Earlier when I was playing piano, I always liked music that was more rhythmic. I liked the passionate style of the Russians and I also played some South American music that had more syncopated rhythms.
What are you hoping to discover through polyrhythms?
You find polyrhythm in many different cultures and I think studying how these rhythmic patterns are perceived and how they come to take different meanings in different cultures is a way to appreciate diversity.
I’m very interested in cross-cultural studies as a way to understand human creativity more deeply but also to appreciate the diversity that different musical cultures have to offer.
What attracted you to UBC?
These days, there’s a lot of talk about diversity, of people from different cultures and also people with different abilities. I have a daughter with disabilities. It has been a very difficult experience for us because she was critically ill for so long, but now she is doing really well. It made me discover that there is this whole other part of society that I never thought of before.
I feel that through my research, which is not directly about disability, I’m trying to be inclusive of people who come from different backgrounds. By asking questions about music that comes from different places, I’m contributing to making the world a more inclusive place. That’s something that is really important for me. It’s really something that has come out from my personal experience with my daughter.
I thought that UBC was a good place for this kind work, a place that is multicultural with people who seem to be thinking about these issues and creating a society for everybody. I was also very attracted to the collaborative research on rhythm in world music that was coming out of the UBC School of Music, particularly in the work done by John Roeder and Michael Tenzer.
What are you looking forward to most this academic year?
I am really looking forward to teaching an introduction to Schenkerian analysis.
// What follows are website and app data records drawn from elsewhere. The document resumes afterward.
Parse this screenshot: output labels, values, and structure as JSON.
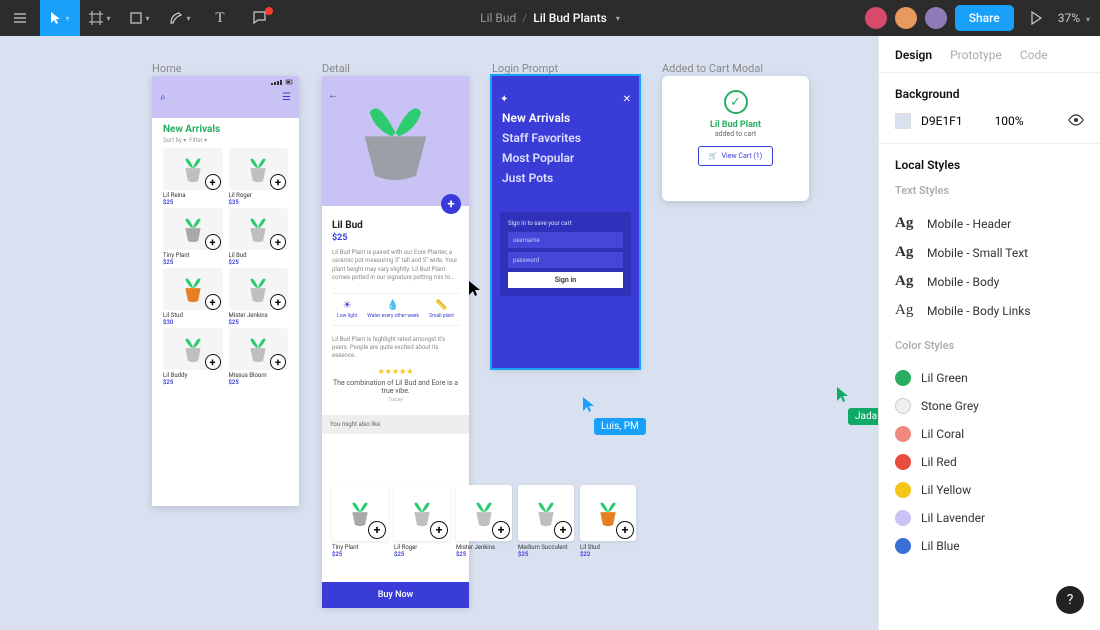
{
  "topbar": {
    "project": "Lil Bud",
    "page": "Lil Bud Plants",
    "share": "Share",
    "zoom": "37%"
  },
  "avatars": {
    "a1": {
      "bg": "#d84a6a"
    },
    "a2": {
      "bg": "#e89a5e"
    },
    "a3": {
      "bg": "#8e7cb8"
    }
  },
  "panel": {
    "tabs": {
      "design": "Design",
      "prototype": "Prototype",
      "code": "Code"
    },
    "background_title": "Background",
    "bg_hex": "D9E1F1",
    "bg_opacity": "100%",
    "local_styles": "Local Styles",
    "text_styles": "Text Styles",
    "color_styles": "Color Styles",
    "text": [
      {
        "name": "Mobile - Header",
        "weight": "bold"
      },
      {
        "name": "Mobile - Small Text",
        "weight": "med"
      },
      {
        "name": "Mobile - Body",
        "weight": "bold"
      },
      {
        "name": "Mobile - Body Links",
        "weight": "reg"
      }
    ],
    "colors": [
      {
        "name": "Lil Green",
        "hex": "#27ae60"
      },
      {
        "name": "Stone Grey",
        "hex": "#f0f0f0",
        "outline": true
      },
      {
        "name": "Lil Coral",
        "hex": "#f08a7e"
      },
      {
        "name": "Lil Red",
        "hex": "#e74c3c"
      },
      {
        "name": "Lil Yellow",
        "hex": "#f5c518"
      },
      {
        "name": "Lil Lavender",
        "hex": "#c9c3f5"
      },
      {
        "name": "Lil Blue",
        "hex": "#3a6fd8"
      }
    ]
  },
  "frames": {
    "home_label": "Home",
    "detail_label": "Detail",
    "login_label": "Login Prompt",
    "cart_label": "Added to Cart Modal"
  },
  "home": {
    "title": "New Arrivals",
    "sort": "Sort by ▾",
    "filter": "Filter ▾",
    "products": [
      {
        "name": "Lil Reina",
        "price": "$25",
        "pot": "#bfbfbf"
      },
      {
        "name": "Lil Roger",
        "price": "$35",
        "pot": "#bfbfbf"
      },
      {
        "name": "Tiny Plant",
        "price": "$25",
        "pot": "#a8a8a8"
      },
      {
        "name": "Lil Bud",
        "price": "$25",
        "pot": "#bfbfbf"
      },
      {
        "name": "Lil Stud",
        "price": "$30",
        "pot": "#e67e22"
      },
      {
        "name": "Mister Jenkins",
        "price": "$25",
        "pot": "#bfbfbf"
      },
      {
        "name": "Lil Buddy",
        "price": "$25",
        "pot": "#bfbfbf"
      },
      {
        "name": "Missus Bloom",
        "price": "$25",
        "pot": "#bfbfbf"
      }
    ]
  },
  "detail": {
    "title": "Lil Bud",
    "price": "$25",
    "desc": "Lil Bud Plant is paired with our Eore Planter, a ceramic pot measuring 3\" tall and 5\" wide. Your plant height may vary slightly. Lil Bud Plant comes potted in our signature potting mix to…",
    "feat1": "Low light",
    "feat2": "Water every other week",
    "feat3": "Small plant",
    "review_intro": "Lil Bud Plant is highlight rated amongst it's peers. People are quite excited about its essence.",
    "quote": "The combination of Lil Bud and Eore is a true vibe.",
    "author": "Tracey",
    "youmight": "You might also like",
    "buynow": "Buy Now"
  },
  "thumbs": [
    {
      "name": "Tiny Plant",
      "price": "$25",
      "pot": "#a8a8a8"
    },
    {
      "name": "Lil Roger",
      "price": "$25",
      "pot": "#bfbfbf"
    },
    {
      "name": "Mister Jenkins",
      "price": "$25",
      "pot": "#bfbfbf"
    },
    {
      "name": "Medium Succulent",
      "price": "$25",
      "pot": "#bfbfbf"
    },
    {
      "name": "Lil Stud",
      "price": "$22",
      "pot": "#e67e22"
    }
  ],
  "login": {
    "m1": "New Arrivals",
    "m2": "Staff Favorites",
    "m3": "Most Popular",
    "m4": "Just Pots",
    "formtitle": "Sign in to save your cart",
    "user": "username",
    "pass": "password",
    "signin": "Sign in"
  },
  "cart": {
    "title": "Lil Bud Plant",
    "sub": "added to cart",
    "btn": "View Cart (1)"
  },
  "cursors": {
    "luis": "Luis, PM",
    "jada": "Jada"
  }
}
Schenker was interested in finding the fundamental structure that was the basis of masterpieces. Schenkerian analysis is a different way to think about musical creativity and in some ways it also addresses questions of auditory perception.